Its fruit is sweet and usually seedless, about the size of other mandarin oranges (Citrus reticulata), smaller than an orange. One of the distinguishing features of the satsuma is the distinctive thin, leathery skin dotted with large and prominent oil glands, which is lightly attached around the fruit, enabling it to be peeled very easily in comparison to other citrus fruits. The satsuma also has particularly delicate flesh, which cannot withstand the effects of careless handling. The uniquely loose skin of the satsuma, however, means that any such bruising and damage to the fruit may not be immediately apparent upon the typical cursory visual inspection associated with assessing the quality of other fruits. In this regard, the satsuma is often categorised by citrus growers as a hit-and-miss citrus fruit, the loose skin particular to the fruit precluding the definitive measurement of its quality by sight and feel alone.
The Chinese and Japanese names reference Wenzhou, a city in the Zhejiang Province of China known for its citrus production.
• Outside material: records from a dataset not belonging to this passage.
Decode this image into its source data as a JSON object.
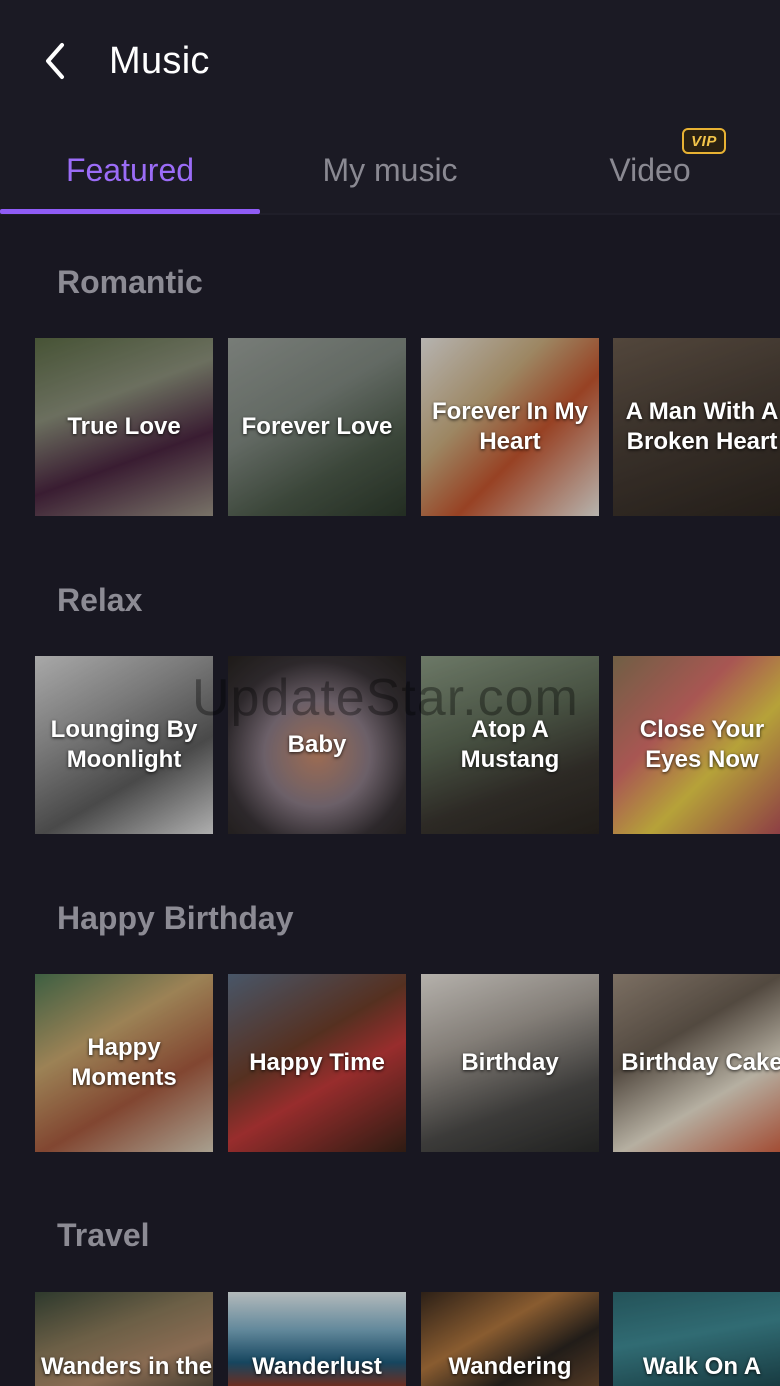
{
  "header": {
    "title": "Music",
    "back_icon": "chevron-left-icon"
  },
  "tabs": [
    {
      "label": "Featured",
      "active": true
    },
    {
      "label": "My music",
      "active": false
    },
    {
      "label": "Video",
      "active": false,
      "badge": "VIP"
    }
  ],
  "colors": {
    "accent": "#8f5cf6",
    "vip": "#e8b233",
    "background": "#181721"
  },
  "sections": [
    {
      "title": "Romantic",
      "cards": [
        {
          "label": "True Love",
          "bg": "linear-gradient(160deg,#5b6b45 0%,#8a8f7a 35%,#4a2540 65%,#9a9385 100%)"
        },
        {
          "label": "Forever Love",
          "bg": "linear-gradient(150deg,#9aa09a 0%,#7e877f 40%,#4c5a4a 70%,#2d3a2c 100%)"
        },
        {
          "label": "Forever In My Heart",
          "bg": "linear-gradient(135deg,#e9e6e2 0%,#c9ad7f 35%,#c2542e 60%,#eae6df 100%)"
        },
        {
          "label": "A Man With A Broken Heart",
          "bg": "linear-gradient(160deg,#6a5b4d 0%,#4a3f36 45%,#2d2620 100%)"
        }
      ]
    },
    {
      "title": "Relax",
      "cards": [
        {
          "label": "Lounging By Moonlight",
          "bg": "linear-gradient(150deg,#d8d8d8 0%,#9a9a9a 35%,#5e5e5e 65%,#e0e0e0 100%)"
        },
        {
          "label": "Baby",
          "bg": "radial-gradient(circle at 50% 55%,#c98a6a 0%,#8a7b86 40%,#3a3438 70%,#26221f 100%)"
        },
        {
          "label": "Atop A Mustang",
          "bg": "linear-gradient(160deg,#8b9b84 0%,#5d6a56 40%,#3a3630 70%,#2a2520 100%)"
        },
        {
          "label": "Close Your Eyes Now",
          "bg": "linear-gradient(135deg,#8f7a58 0%,#d86f6a 35%,#e9d04a 60%,#b1455a 100%)"
        }
      ]
    },
    {
      "title": "Happy Birthday",
      "cards": [
        {
          "label": "Happy Moments",
          "bg": "linear-gradient(150deg,#4f7a55 0%,#c8a76e 35%,#a65a3f 65%,#d8cdb8 100%)"
        },
        {
          "label": "Happy Time",
          "bg": "linear-gradient(150deg,#5d6f86 0%,#6e3e2a 40%,#c33a3a 60%,#3b2418 100%)"
        },
        {
          "label": "Birthday",
          "bg": "linear-gradient(160deg,#e8e3dc 0%,#a9a29a 35%,#4d4c4a 70%,#2a2b2a 100%)"
        },
        {
          "label": "Birthday Cake",
          "bg": "linear-gradient(150deg,#9f8f7f 0%,#6a5e52 35%,#e9e1cf 65%,#cf5a3a 100%)"
        }
      ]
    },
    {
      "title": "Travel",
      "cards": [
        {
          "label": "Wanders in the",
          "bg": "linear-gradient(160deg,#3b4a3a 0%,#8a7a5a 40%,#b08a6a 70%,#5a5040 100%)"
        },
        {
          "label": "Wanderlust",
          "bg": "linear-gradient(180deg,#e6eef0 0%,#7fb0c8 40%,#1d5a7a 75%,#8b3a2a 100%)"
        },
        {
          "label": "Wandering",
          "bg": "linear-gradient(150deg,#3a2a1e 0%,#b0763e 40%,#2b2520 70%,#6a4a30 100%)"
        },
        {
          "label": "Walk On A",
          "bg": "linear-gradient(170deg,#2e6a72 0%,#3f8a94 45%,#1e4a52 100%)"
        }
      ]
    }
  ],
  "watermark": "UpdateStar.com"
}
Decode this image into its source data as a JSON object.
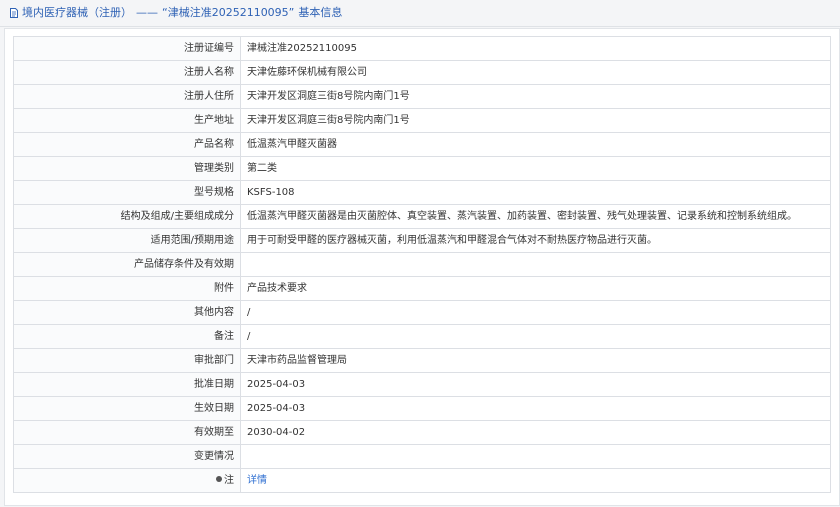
{
  "header": {
    "breadcrumb": "境内医疗器械（注册）",
    "separator": "——",
    "record_title": "“津械注准20252110095”",
    "suffix": "基本信息"
  },
  "rows": [
    {
      "label": "注册证编号",
      "value": "津械注准20252110095"
    },
    {
      "label": "注册人名称",
      "value": "天津佐藤环保机械有限公司"
    },
    {
      "label": "注册人住所",
      "value": "天津开发区洞庭三街8号院内南门1号"
    },
    {
      "label": "生产地址",
      "value": "天津开发区洞庭三街8号院内南门1号"
    },
    {
      "label": "产品名称",
      "value": "低温蒸汽甲醛灭菌器"
    },
    {
      "label": "管理类别",
      "value": "第二类"
    },
    {
      "label": "型号规格",
      "value": "KSFS-108"
    },
    {
      "label": "结构及组成/主要组成成分",
      "value": "低温蒸汽甲醛灭菌器是由灭菌腔体、真空装置、蒸汽装置、加药装置、密封装置、残气处理装置、记录系统和控制系统组成。"
    },
    {
      "label": "适用范围/预期用途",
      "value": "用于可耐受甲醛的医疗器械灭菌，利用低温蒸汽和甲醛混合气体对不耐热医疗物品进行灭菌。"
    },
    {
      "label": "产品储存条件及有效期",
      "value": ""
    },
    {
      "label": "附件",
      "value": "产品技术要求"
    },
    {
      "label": "其他内容",
      "value": "/"
    },
    {
      "label": "备注",
      "value": "/"
    },
    {
      "label": "审批部门",
      "value": "天津市药品监督管理局"
    },
    {
      "label": "批准日期",
      "value": "2025-04-03"
    },
    {
      "label": "生效日期",
      "value": "2025-04-03"
    },
    {
      "label": "有效期至",
      "value": "2030-04-02"
    },
    {
      "label": "变更情况",
      "value": ""
    },
    {
      "label": "注",
      "value": "详情"
    }
  ],
  "icons": {
    "header_icon": "document-icon",
    "note_icon": "dot-icon"
  },
  "colors": {
    "link": "#2f6fd1",
    "title": "#2f62b5",
    "border": "#dcdfe4"
  }
}
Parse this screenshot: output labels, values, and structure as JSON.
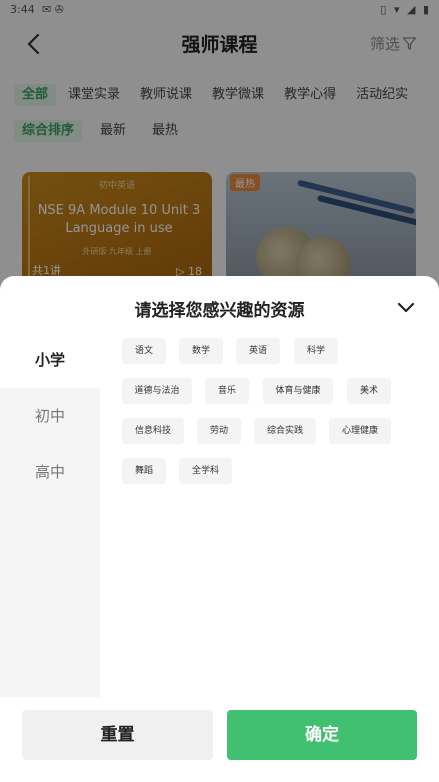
{
  "status_bar": {
    "time": "3:44",
    "left_icons": "✉ ✇",
    "right_icons": "▯ ▾ ◢ ▮"
  },
  "header": {
    "title": "强师课程",
    "filter_label": "筛选"
  },
  "category_tabs": [
    {
      "label": "全部",
      "active": true
    },
    {
      "label": "课堂实录",
      "active": false
    },
    {
      "label": "教师说课",
      "active": false
    },
    {
      "label": "教学微课",
      "active": false
    },
    {
      "label": "教学心得",
      "active": false
    },
    {
      "label": "活动纪实",
      "active": false
    }
  ],
  "sort_tabs": [
    {
      "label": "综合排序",
      "active": true
    },
    {
      "label": "最新",
      "active": false
    },
    {
      "label": "最热",
      "active": false
    }
  ],
  "cards": [
    {
      "brand": "初中英语",
      "title": "NSE 9A Module 10 Unit 3 Language in use",
      "sub": "外研版 九年级 上册",
      "lessons": "共1讲",
      "views": "▷ 18"
    },
    {
      "badge": "最热"
    }
  ],
  "sheet": {
    "title": "请选择您感兴趣的资源",
    "levels": [
      {
        "label": "小学",
        "active": true
      },
      {
        "label": "初中",
        "active": false
      },
      {
        "label": "高中",
        "active": false
      }
    ],
    "subjects": [
      [
        "语文",
        "数学",
        "英语",
        "科学"
      ],
      [
        "道德与法治",
        "音乐",
        "体育与健康",
        "美术"
      ],
      [
        "信息科技",
        "劳动",
        "综合实践",
        "心理健康"
      ],
      [
        "舞蹈",
        "全学科"
      ]
    ],
    "reset_label": "重置",
    "confirm_label": "确定"
  },
  "colors": {
    "accent": "#40c070",
    "active_tab_bg": "#dff1e6",
    "active_tab_text": "#3c9e63"
  }
}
However, it has also been grown in Japan since ancient times, and the majority of cultivars grown in China today were cultivated in Japan and reverse-introduced into China in modern times.
Clementines are not the same variety as the unshiu or mikan mandarin.
Ehime mikan is a top brand of all.